__Exercise prompt__
Reproduce the closing part of the entries exactly: the line with "Give me the" and all lines after it, ending with the last line, and nothing else.

__Task inputs__
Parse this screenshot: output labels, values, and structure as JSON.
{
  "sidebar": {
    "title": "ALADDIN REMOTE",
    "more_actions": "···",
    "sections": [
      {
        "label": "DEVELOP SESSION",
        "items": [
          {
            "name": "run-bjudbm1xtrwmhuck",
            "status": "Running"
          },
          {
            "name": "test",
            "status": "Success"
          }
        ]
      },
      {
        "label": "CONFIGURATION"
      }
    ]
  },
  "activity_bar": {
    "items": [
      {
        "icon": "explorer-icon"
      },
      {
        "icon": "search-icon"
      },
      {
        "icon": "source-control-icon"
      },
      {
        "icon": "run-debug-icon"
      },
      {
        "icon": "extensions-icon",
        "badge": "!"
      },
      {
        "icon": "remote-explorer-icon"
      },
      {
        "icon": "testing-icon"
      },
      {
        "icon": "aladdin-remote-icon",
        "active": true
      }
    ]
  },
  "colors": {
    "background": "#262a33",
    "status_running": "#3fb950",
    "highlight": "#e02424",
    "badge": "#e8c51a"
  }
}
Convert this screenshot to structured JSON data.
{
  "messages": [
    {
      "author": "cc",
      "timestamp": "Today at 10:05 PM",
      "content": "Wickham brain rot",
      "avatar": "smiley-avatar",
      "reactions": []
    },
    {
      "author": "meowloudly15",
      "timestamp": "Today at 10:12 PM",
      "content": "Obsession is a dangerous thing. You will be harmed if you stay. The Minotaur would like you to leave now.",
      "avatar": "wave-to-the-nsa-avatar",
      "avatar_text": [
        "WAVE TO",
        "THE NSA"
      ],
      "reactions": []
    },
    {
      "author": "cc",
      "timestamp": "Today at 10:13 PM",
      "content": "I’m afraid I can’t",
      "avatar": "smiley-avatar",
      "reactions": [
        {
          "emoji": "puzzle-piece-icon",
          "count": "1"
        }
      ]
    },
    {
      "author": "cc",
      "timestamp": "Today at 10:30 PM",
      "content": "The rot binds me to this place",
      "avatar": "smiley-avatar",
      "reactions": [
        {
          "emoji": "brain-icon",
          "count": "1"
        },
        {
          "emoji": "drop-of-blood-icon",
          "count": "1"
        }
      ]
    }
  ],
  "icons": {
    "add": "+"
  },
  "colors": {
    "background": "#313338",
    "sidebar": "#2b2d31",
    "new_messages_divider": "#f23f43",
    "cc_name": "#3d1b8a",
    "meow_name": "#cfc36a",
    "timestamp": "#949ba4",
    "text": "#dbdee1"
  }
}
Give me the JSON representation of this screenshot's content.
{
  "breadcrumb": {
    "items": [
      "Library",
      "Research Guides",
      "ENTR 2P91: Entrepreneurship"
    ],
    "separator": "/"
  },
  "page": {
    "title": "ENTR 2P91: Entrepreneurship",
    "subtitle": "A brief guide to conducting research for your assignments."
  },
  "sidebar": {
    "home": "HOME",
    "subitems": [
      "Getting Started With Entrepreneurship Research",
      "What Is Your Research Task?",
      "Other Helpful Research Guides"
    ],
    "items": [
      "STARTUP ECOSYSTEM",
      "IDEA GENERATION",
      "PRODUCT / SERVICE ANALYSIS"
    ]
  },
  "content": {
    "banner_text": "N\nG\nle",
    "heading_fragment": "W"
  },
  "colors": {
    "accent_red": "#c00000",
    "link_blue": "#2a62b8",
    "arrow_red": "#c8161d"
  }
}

__Expected output__
Give me the JSON representation of this screenshot's content.
{
  "breadcrumb": {
    "items": [
      "Library",
      "Research Guides",
      "ENTR 2P91: Entrepreneurship"
    ],
    "separator": "/"
  },
  "page": {
    "title": "ENTR 2P91: Entrepreneurship",
    "subtitle": "A brief guide to conducting research for your assignments."
  },
  "sidebar": {
    "home": "HOME",
    "subitems": [
      "Getting Started With Entrepreneurship Research",
      "What Is Your Research Task?",
      "Other Helpful Research Guides"
    ],
    "items": [
      "STARTUP ECOSYSTEM",
      "IDEA GENERATION",
      "PRODUCT / SERVICE ANALYSIS"
    ]
  },
  "content": {
    "banner_text": "N\nG\nle",
    "heading_fragment": "W"
  },
  "colors": {
    "accent_red": "#c00000",
    "link_blue": "#2a62b8",
    "arrow_red": "#c8161d"
  }
}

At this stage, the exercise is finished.